Turkey, Saudi Arabia warn Trump against recognising Jerusalem as Israeli capital
Israel captured Arab East Jerusalem in the 1967 Middle East war. It later annexed it, declaring the whole of the city as its capital – a move not recognised internationally.world Updated: Dec 05, 2017 15:25 IST
The status of Jerusalem is a “red line” for Muslims, Turkish President Recep Tayyip Erdogan warned US counterpart Donald Trump on Tuesday even as Saudi Arabia voiced “grave and deep concern” over possible US plans to recognise Jerusalem as Israel’s capital.
“Mr Trump! Jerusalem is a red line for Muslims,” Erdogan said in a televised speech to his ruling party, warning that if such a move was taken, Turkey would call a summit of the Organisation of Islamic Cooperation (OIC) and could even “go as far as” cutting its ties with the Jewish state.
Israel captured Arab East Jerusalem in the 1967 Middle East war.
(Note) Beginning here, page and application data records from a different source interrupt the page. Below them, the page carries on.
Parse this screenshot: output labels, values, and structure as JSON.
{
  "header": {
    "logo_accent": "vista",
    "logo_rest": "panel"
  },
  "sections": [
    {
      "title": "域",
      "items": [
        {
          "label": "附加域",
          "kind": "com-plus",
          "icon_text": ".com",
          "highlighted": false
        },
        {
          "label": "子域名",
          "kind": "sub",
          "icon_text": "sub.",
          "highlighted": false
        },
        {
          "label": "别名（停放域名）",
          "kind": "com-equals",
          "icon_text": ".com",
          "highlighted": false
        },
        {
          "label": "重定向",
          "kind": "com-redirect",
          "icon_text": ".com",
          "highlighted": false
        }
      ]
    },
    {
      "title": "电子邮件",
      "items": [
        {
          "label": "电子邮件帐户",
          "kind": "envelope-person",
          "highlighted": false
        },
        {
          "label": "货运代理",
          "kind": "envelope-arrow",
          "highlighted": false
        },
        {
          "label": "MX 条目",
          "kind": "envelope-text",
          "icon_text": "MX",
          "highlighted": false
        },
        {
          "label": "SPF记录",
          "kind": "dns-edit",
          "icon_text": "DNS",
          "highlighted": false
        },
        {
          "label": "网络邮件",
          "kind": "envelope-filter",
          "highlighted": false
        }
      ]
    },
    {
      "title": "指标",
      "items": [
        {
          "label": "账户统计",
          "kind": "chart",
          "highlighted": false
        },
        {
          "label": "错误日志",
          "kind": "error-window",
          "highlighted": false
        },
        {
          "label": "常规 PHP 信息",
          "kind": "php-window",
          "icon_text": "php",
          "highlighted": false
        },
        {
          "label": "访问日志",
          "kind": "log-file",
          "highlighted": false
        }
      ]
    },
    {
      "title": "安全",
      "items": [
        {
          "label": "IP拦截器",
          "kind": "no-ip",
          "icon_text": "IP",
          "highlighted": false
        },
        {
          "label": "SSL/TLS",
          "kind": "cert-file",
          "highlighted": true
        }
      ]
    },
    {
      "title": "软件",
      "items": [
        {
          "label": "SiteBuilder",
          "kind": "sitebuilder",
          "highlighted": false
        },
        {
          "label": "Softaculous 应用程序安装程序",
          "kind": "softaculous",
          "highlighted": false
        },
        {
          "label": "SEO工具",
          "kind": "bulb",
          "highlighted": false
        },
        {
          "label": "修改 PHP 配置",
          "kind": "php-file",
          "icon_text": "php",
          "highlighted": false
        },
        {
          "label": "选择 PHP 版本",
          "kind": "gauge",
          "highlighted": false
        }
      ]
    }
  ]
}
It later annexed it, declaring the whole of the city as its capital – a move not recognised internationally. Palestinians want Jerusalem as the capital of their future state.
Saudi Arabia conveyed its “grave and deep concern” over the possible US plan, saying the move could have serious implications for the Palestinian-Israeli conflict.
“Saudi Arabia (expresses) grave and deep concern over reports that the US administration intends to recognise Jerusalem as the capital of Israel, and to relocate its embassy to Jerusalem,” the official Saudi Press Agency said, citing a foreign ministry source.
“This step will have serious implications and will further complicate the Palestinian-Israeli conflict. It will also obstruct the ongoing efforts to revive the peace process.”
The status of Jerusalem is one of the most contentious issues of the long-running Israeli-Palestinian conflict.
Trump faces a key decision this week over Jerusalem’s status, potentially reversing years of US policy and prompting a furious response from the Palestinians and the Arab world.
Facing dark warnings of a historic misstep and widespread unrest, Trump on Monday delayed a decision on whether to recognise Jerusalem as the Israeli capital and move the US embassy there.
The White House said Trump would miss a deadline to decide on shifting the embassy from Tel Aviv, after a frantic 48 hours of public warnings from allies and private phone calls between world leaders.
The mercurial president has yet to make his final decision, officials said, but is expected to stop short of moving the embassy to Jerusalem outright, a central campaign pledge that has been postponed once already by the new administration.